$\begingroup$

There are 49 lamps set in a circle , and a tool that can toggle the stage(on\off) of any set of 5 consecutive lamps.The lamps are all turned off , and the goal is to switch them on. What are the possible no. of times that one would have to use this tool to achieve this?

The options are $25,32,40 $ and $49$

I have seen many problems of this type , but am clueless as to how to approach them. I feel they may use some algorithmic trick , or algorithmic problem solving strategy, like the invariance principle.

Is there a general way to solve problems of this sort? Also, is there an online source/pdf covering problems like this?

$\endgroup$
1
  • 3
    $\begingroup$ In cases where the toggling is commutative (the set of toggleable lights is independent of which lights are on, etc), these can always be solved using linear algebra over the field $F_2$. Typically the solution space is low-dimensional (the number of toggling patterns is usually equal to the number of lights), so finding the minimum weight vector solution tends to be very inexpensive, though I think it’s NP-hard in general. $\endgroup$
    – Erick Wong
    Jul 12, 2019 at 4:12
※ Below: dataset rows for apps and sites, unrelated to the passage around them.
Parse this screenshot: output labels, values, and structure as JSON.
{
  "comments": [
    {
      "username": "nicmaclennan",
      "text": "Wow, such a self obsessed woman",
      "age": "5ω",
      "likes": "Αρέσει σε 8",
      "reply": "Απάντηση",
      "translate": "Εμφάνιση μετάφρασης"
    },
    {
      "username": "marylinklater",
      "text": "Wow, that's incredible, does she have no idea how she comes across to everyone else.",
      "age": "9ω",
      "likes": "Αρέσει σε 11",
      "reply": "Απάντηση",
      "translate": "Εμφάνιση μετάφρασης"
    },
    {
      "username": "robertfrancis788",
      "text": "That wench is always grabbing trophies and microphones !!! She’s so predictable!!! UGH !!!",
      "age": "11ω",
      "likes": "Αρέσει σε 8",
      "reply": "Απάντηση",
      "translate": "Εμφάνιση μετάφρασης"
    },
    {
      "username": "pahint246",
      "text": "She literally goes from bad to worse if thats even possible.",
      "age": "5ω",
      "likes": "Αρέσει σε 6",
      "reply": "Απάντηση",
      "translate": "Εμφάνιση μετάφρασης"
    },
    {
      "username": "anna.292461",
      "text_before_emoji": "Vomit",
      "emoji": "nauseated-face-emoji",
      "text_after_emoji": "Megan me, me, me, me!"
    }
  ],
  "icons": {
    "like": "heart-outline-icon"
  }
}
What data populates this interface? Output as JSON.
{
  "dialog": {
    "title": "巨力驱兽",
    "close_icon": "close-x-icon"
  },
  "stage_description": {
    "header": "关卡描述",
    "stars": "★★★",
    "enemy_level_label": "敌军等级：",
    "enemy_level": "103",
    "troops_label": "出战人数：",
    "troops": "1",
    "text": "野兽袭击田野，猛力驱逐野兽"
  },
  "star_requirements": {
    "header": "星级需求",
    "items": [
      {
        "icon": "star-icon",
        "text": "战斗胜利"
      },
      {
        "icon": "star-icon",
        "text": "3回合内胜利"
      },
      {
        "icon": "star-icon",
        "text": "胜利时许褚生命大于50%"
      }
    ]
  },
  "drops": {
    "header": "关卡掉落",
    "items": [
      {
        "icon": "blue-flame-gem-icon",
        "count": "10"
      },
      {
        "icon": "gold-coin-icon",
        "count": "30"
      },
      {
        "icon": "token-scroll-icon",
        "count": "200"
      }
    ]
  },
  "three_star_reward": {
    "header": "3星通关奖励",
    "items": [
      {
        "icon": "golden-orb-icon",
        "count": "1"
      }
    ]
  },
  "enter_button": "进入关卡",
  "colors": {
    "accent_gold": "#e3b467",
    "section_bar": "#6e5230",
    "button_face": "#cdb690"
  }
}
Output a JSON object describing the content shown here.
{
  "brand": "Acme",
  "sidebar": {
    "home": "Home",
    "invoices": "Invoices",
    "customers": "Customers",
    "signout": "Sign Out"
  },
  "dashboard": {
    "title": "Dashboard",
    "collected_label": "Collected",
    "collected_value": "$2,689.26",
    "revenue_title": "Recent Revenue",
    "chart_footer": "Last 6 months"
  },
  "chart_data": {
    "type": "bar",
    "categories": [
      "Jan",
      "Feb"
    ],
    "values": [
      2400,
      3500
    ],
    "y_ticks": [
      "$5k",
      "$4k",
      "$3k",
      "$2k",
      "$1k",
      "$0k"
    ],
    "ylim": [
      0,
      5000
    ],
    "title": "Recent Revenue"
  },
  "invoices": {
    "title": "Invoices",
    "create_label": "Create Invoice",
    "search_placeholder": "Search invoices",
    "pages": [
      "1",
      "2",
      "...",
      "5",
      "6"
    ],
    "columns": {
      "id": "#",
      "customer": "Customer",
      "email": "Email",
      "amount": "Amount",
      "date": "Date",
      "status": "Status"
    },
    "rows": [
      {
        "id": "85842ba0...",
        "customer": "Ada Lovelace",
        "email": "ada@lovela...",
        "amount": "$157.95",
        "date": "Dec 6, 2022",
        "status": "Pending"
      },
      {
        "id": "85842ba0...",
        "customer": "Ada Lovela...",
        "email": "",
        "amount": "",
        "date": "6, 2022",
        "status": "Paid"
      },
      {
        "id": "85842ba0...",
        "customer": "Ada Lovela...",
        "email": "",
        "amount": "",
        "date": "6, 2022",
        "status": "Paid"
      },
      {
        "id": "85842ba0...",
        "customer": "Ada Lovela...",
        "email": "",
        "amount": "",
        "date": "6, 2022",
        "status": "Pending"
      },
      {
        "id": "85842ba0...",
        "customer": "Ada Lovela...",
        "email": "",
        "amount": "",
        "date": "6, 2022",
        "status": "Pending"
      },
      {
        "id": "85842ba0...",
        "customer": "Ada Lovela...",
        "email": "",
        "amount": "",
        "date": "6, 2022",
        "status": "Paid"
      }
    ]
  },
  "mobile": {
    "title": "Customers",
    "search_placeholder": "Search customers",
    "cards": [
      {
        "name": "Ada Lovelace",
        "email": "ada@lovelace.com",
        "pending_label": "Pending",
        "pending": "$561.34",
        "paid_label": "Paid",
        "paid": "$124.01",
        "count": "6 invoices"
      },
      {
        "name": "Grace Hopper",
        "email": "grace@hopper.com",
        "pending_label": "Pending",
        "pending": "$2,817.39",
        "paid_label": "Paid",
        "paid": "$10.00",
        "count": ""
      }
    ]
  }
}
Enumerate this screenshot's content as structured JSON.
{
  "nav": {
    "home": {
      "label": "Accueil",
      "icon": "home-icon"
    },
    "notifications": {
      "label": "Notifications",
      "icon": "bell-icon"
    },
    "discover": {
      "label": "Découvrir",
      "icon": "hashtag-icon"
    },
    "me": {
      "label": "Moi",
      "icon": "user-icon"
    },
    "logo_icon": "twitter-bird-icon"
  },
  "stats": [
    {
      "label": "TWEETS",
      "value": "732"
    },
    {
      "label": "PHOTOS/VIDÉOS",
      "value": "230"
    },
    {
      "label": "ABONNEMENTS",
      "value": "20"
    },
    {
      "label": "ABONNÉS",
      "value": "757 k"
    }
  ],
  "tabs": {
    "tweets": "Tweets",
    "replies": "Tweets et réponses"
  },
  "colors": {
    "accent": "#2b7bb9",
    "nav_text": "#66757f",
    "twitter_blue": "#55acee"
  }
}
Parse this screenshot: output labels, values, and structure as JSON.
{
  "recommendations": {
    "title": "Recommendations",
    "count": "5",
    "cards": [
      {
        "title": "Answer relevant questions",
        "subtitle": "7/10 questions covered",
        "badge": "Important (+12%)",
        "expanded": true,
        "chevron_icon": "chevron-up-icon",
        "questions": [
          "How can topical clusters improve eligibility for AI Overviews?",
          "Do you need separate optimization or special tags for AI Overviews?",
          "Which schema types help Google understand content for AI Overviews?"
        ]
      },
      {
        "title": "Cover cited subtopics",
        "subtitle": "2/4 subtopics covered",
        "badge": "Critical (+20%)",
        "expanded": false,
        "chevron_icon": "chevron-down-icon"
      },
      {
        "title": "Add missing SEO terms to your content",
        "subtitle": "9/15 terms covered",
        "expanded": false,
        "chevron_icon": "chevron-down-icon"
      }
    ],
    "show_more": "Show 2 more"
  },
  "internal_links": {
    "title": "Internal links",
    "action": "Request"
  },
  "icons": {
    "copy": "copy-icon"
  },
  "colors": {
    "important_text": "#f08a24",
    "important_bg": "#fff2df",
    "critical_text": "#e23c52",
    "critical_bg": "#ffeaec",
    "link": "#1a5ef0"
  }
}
2 Answers 2

2
$\begingroup$

The operation (using the tool) is associative and commutative and self inverse, so we can think of solutions as sets of places to apply the tool. (We need not apply the tool in the same place more than once, as these would cancel out.)

Any solution must toggle all the lamps an odd number of times.

In a simplified solution, is it possible for one lamp to be toggled 1 time and an adjacent lamp 3 times? What about 3 and 5?

Is it possible to toggle every lamp exactly 1 time? 3 times? 5 times? How many total times would the tool need to be applied to achieve such solutions?

$\endgroup$
1
$\begingroup$

Since you are looking for $possible$ number of times, and not necessarily the smallest number of times, one solution is $49$ (which is one of your options).

You begin by using the tool on lamps $1-5$, then on lamps $2-6$, ..., then on lamps $46,47,48,49,1$, then on lamps $47,48,49,1,2$,..., and finally on lamps $49,1,2,3,4$.

This way each lamp is switched 5 times and since $5$ is an odd number, the lamps will be on.

$\endgroup$

Your Answer

By clicking “Post Your Answer”, you agree to our terms of service, privacy policy and cookie policy

Not the answer you're looking for? Browse other questions tagged or ask your own question.